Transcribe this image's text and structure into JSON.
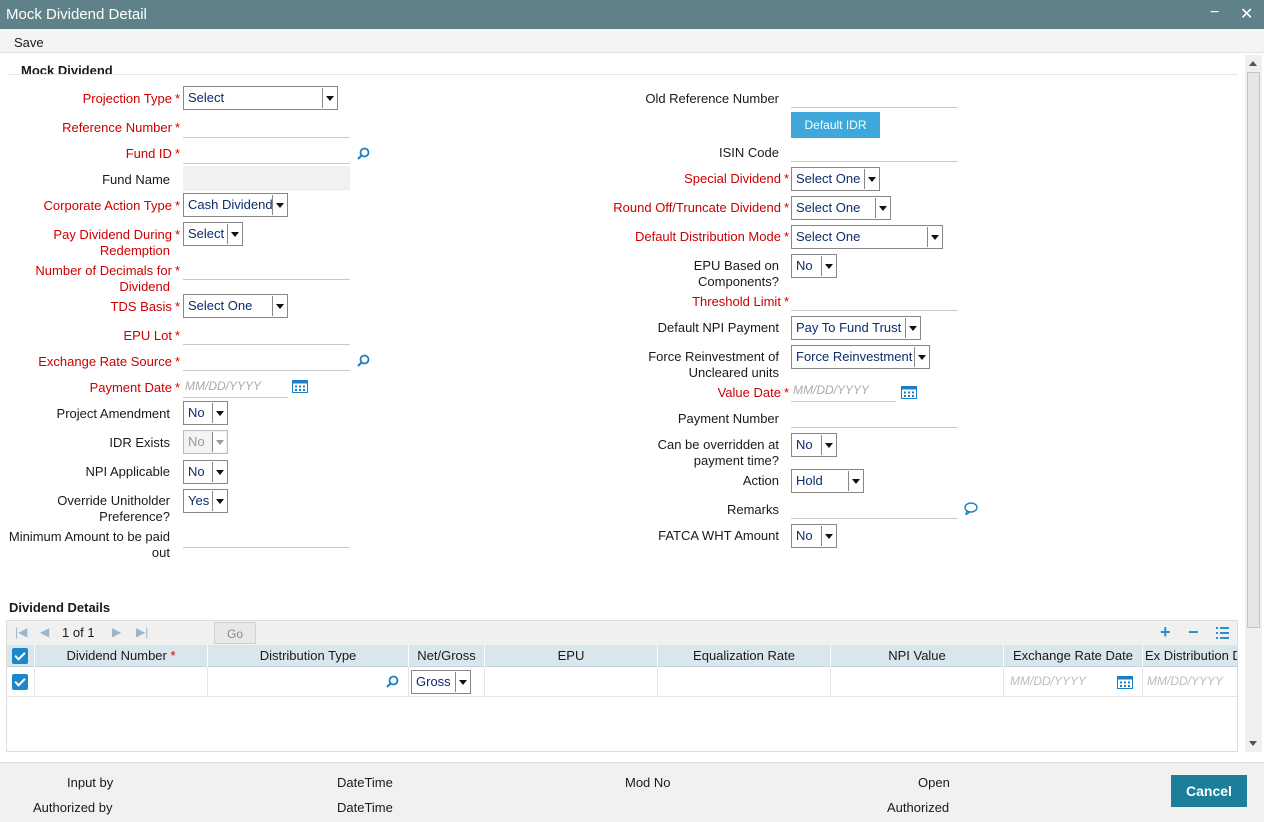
{
  "window": {
    "title": "Mock Dividend Detail",
    "minimize": "−",
    "close": "✕"
  },
  "toolbar": {
    "save": "Save"
  },
  "section": {
    "title": "Mock Dividend"
  },
  "left": {
    "projection_type": {
      "label": "Projection Type",
      "value": "Select"
    },
    "reference_number": {
      "label": "Reference Number"
    },
    "fund_id": {
      "label": "Fund ID"
    },
    "fund_name": {
      "label": "Fund Name"
    },
    "corporate_action_type": {
      "label": "Corporate Action Type",
      "value": "Cash Dividend"
    },
    "pay_dividend_during_redemption": {
      "label_1": "Pay Dividend During",
      "label_2": "Redemption",
      "value": "Select"
    },
    "number_of_decimals": {
      "label_1": "Number of Decimals for",
      "label_2": "Dividend"
    },
    "tds_basis": {
      "label": "TDS Basis",
      "value": "Select One"
    },
    "epu_lot": {
      "label": "EPU Lot"
    },
    "exchange_rate_source": {
      "label": "Exchange Rate Source"
    },
    "payment_date": {
      "label": "Payment Date",
      "placeholder": "MM/DD/YYYY"
    },
    "project_amendment": {
      "label": "Project Amendment",
      "value": "No"
    },
    "idr_exists": {
      "label": "IDR Exists",
      "value": "No"
    },
    "npi_applicable": {
      "label": "NPI Applicable",
      "value": "No"
    },
    "override_unitholder_preference": {
      "label_1": "Override Unitholder",
      "label_2": "Preference?",
      "value": "Yes"
    },
    "minimum_amount": {
      "label_1": "Minimum Amount to be paid",
      "label_2": "out"
    }
  },
  "right": {
    "old_reference_number": {
      "label": "Old Reference Number"
    },
    "default_idr_button": "Default IDR",
    "isin_code": {
      "label": "ISIN Code"
    },
    "special_dividend": {
      "label": "Special Dividend",
      "value": "Select One"
    },
    "round_off_truncate_dividend": {
      "label": "Round Off/Truncate Dividend",
      "value": "Select One"
    },
    "default_distribution_mode": {
      "label": "Default Distribution Mode",
      "value": "Select One"
    },
    "epu_based_on_components": {
      "label_1": "EPU Based on",
      "label_2": "Components?",
      "value": "No"
    },
    "threshold_limit": {
      "label": "Threshold Limit"
    },
    "default_npi_payment": {
      "label": "Default NPI Payment",
      "value": "Pay To Fund Trust"
    },
    "force_reinvestment": {
      "label_1": "Force Reinvestment of",
      "label_2": "Uncleared units",
      "value": "Force Reinvestment"
    },
    "value_date": {
      "label": "Value Date",
      "placeholder": "MM/DD/YYYY"
    },
    "payment_number": {
      "label": "Payment Number"
    },
    "can_be_overridden": {
      "label_1": "Can be overridden at",
      "label_2": "payment time?",
      "value": "No"
    },
    "action": {
      "label": "Action",
      "value": "Hold"
    },
    "remarks": {
      "label": "Remarks"
    },
    "fatca_wht_amount": {
      "label": "FATCA WHT Amount",
      "value": "No"
    }
  },
  "dividend_details": {
    "title": "Dividend Details",
    "pager": {
      "page": "1",
      "of": "of",
      "total": "1",
      "go": "Go"
    },
    "columns": [
      "Dividend Number",
      "Distribution Type",
      "Net/Gross",
      "EPU",
      "Equalization Rate",
      "NPI Value",
      "Exchange Rate Date",
      "Ex Distribution Date"
    ],
    "row": {
      "net_gross": "Gross",
      "exchange_rate_date_placeholder": "MM/DD/YYYY",
      "ex_distribution_date_placeholder": "MM/DD/YYYY"
    }
  },
  "footer": {
    "input_by": "Input by",
    "authorized_by": "Authorized by",
    "datetime_1": "DateTime",
    "datetime_2": "DateTime",
    "mod_no": "Mod No",
    "open": "Open",
    "authorized": "Authorized",
    "cancel": "Cancel"
  },
  "colors": {
    "titlebar": "#5f8289",
    "required": "#cc0000",
    "accent": "#3ea8da",
    "cancel": "#1b7e9a",
    "grid_header": "#d9e6ec"
  }
}
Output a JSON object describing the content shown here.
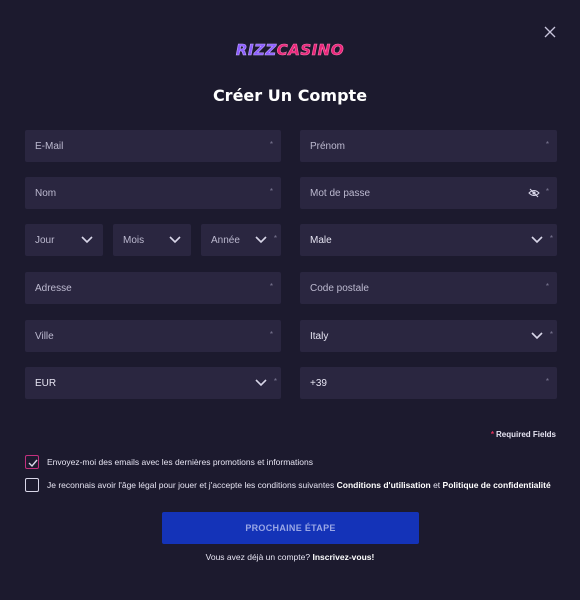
{
  "brand": {
    "logo_part1": "RIZZ",
    "logo_part2": "CASINO",
    "accent_purple": "#8a5cff",
    "accent_pink": "#e8257a"
  },
  "close_icon": "close-icon",
  "form": {
    "title": "Créer Un Compte",
    "required_marker": "*",
    "fields": {
      "email": {
        "placeholder": "E-Mail"
      },
      "prenom": {
        "placeholder": "Prénom"
      },
      "nom": {
        "placeholder": "Nom"
      },
      "password": {
        "placeholder": "Mot de passe",
        "icon": "eye-slash-icon"
      },
      "jour": {
        "label": "Jour"
      },
      "mois": {
        "label": "Mois"
      },
      "annee": {
        "label": "Année"
      },
      "gender": {
        "value": "Male"
      },
      "adresse": {
        "placeholder": "Adresse"
      },
      "code_postal": {
        "placeholder": "Code postale"
      },
      "ville": {
        "placeholder": "Ville"
      },
      "country": {
        "value": "Italy"
      },
      "currency": {
        "value": "EUR"
      },
      "phone": {
        "value": "+39"
      }
    },
    "required_note": "Required Fields",
    "checkbox_promo": {
      "label": "Envoyez-moi des emails avec les dernières promotions et informations",
      "checked": true
    },
    "checkbox_terms": {
      "label_prefix": "Je reconnais avoir l'âge légal pour jouer et j'accepte les conditions suivantes",
      "link_terms": "Conditions d'utilisation",
      "joiner": "et",
      "link_privacy": "Politique de confidentialité",
      "checked": false
    },
    "submit_label": "PROCHAINE ÉTAPE",
    "signin_prefix": "Vous avez déjà un compte?",
    "signin_link": "Inscrivez-vous!"
  },
  "colors": {
    "background": "#1c1a2e",
    "field_bg": "#2a2640",
    "button_bg": "#1433b8",
    "check_accent": "#c2307e",
    "required_star": "#e0305a"
  }
}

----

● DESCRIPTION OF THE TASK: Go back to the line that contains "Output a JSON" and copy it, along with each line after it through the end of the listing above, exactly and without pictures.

● RESULT OF THIS EXERCISE:
Output a JSON object describing the content shown here.
{
  "brand": {
    "logo_part1": "RIZZ",
    "logo_part2": "CASINO",
    "accent_purple": "#8a5cff",
    "accent_pink": "#e8257a"
  },
  "close_icon": "close-icon",
  "form": {
    "title": "Créer Un Compte",
    "required_marker": "*",
    "fields": {
      "email": {
        "placeholder": "E-Mail"
      },
      "prenom": {
        "placeholder": "Prénom"
      },
      "nom": {
        "placeholder": "Nom"
      },
      "password": {
        "placeholder": "Mot de passe",
        "icon": "eye-slash-icon"
      },
      "jour": {
        "label": "Jour"
      },
      "mois": {
        "label": "Mois"
      },
      "annee": {
        "label": "Année"
      },
      "gender": {
        "value": "Male"
      },
      "adresse": {
        "placeholder": "Adresse"
      },
      "code_postal": {
        "placeholder": "Code postale"
      },
      "ville": {
        "placeholder": "Ville"
      },
      "country": {
        "value": "Italy"
      },
      "currency": {
        "value": "EUR"
      },
      "phone": {
        "value": "+39"
      }
    },
    "required_note": "Required Fields",
    "checkbox_promo": {
      "label": "Envoyez-moi des emails avec les dernières promotions et informations",
      "checked": true
    },
    "checkbox_terms": {
      "label_prefix": "Je reconnais avoir l'âge légal pour jouer et j'accepte les conditions suivantes",
      "link_terms": "Conditions d'utilisation",
      "joiner": "et",
      "link_privacy": "Politique de confidentialité",
      "checked": false
    },
    "submit_label": "PROCHAINE ÉTAPE",
    "signin_prefix": "Vous avez déjà un compte?",
    "signin_link": "Inscrivez-vous!"
  },
  "colors": {
    "background": "#1c1a2e",
    "field_bg": "#2a2640",
    "button_bg": "#1433b8",
    "check_accent": "#c2307e",
    "required_star": "#e0305a"
  }
}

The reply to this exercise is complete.